* [DIRECTIONS FOR THIS TASK]:
The answer must consist of each line below that contains the word "loyalties", copied in full.

Start of RECORDS TO USE

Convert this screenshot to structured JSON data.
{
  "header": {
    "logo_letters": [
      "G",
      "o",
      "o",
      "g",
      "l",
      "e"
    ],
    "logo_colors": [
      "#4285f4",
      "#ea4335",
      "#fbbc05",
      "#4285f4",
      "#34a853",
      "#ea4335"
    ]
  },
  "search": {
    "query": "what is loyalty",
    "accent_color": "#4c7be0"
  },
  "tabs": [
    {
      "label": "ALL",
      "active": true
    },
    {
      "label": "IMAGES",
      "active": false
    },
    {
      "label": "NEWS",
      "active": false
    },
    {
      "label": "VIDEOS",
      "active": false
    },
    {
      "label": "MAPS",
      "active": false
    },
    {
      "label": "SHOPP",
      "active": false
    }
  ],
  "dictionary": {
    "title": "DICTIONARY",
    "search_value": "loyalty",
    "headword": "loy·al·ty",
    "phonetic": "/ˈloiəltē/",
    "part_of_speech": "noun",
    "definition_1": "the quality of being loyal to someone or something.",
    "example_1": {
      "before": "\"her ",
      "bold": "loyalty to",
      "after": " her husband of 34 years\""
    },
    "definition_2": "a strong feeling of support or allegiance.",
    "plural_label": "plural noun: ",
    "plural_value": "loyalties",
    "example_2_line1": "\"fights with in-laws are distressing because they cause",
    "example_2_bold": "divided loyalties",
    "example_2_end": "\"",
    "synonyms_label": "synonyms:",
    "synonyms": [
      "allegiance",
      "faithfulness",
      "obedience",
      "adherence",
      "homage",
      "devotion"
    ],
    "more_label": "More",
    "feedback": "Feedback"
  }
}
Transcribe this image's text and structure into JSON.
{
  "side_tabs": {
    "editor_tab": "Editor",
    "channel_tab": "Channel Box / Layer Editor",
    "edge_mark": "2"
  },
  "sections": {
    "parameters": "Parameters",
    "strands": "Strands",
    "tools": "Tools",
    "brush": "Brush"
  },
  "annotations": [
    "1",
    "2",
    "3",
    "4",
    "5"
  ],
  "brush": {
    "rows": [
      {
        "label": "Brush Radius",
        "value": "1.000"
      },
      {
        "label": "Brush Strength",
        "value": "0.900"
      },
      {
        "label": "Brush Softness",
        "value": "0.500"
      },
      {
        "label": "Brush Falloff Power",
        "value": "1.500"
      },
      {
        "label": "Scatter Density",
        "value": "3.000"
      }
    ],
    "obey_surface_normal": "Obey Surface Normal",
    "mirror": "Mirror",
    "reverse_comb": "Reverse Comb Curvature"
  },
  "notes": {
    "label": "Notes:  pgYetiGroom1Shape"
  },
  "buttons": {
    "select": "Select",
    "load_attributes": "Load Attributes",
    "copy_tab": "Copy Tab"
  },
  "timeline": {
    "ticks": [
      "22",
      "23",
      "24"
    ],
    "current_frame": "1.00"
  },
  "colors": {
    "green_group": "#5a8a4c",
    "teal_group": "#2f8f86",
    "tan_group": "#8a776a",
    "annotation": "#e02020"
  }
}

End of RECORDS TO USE

* [SOLUTION TO THIS PROBLEM]:
    "plural_value": "loyalties",
    "example_2_bold": "divided loyalties",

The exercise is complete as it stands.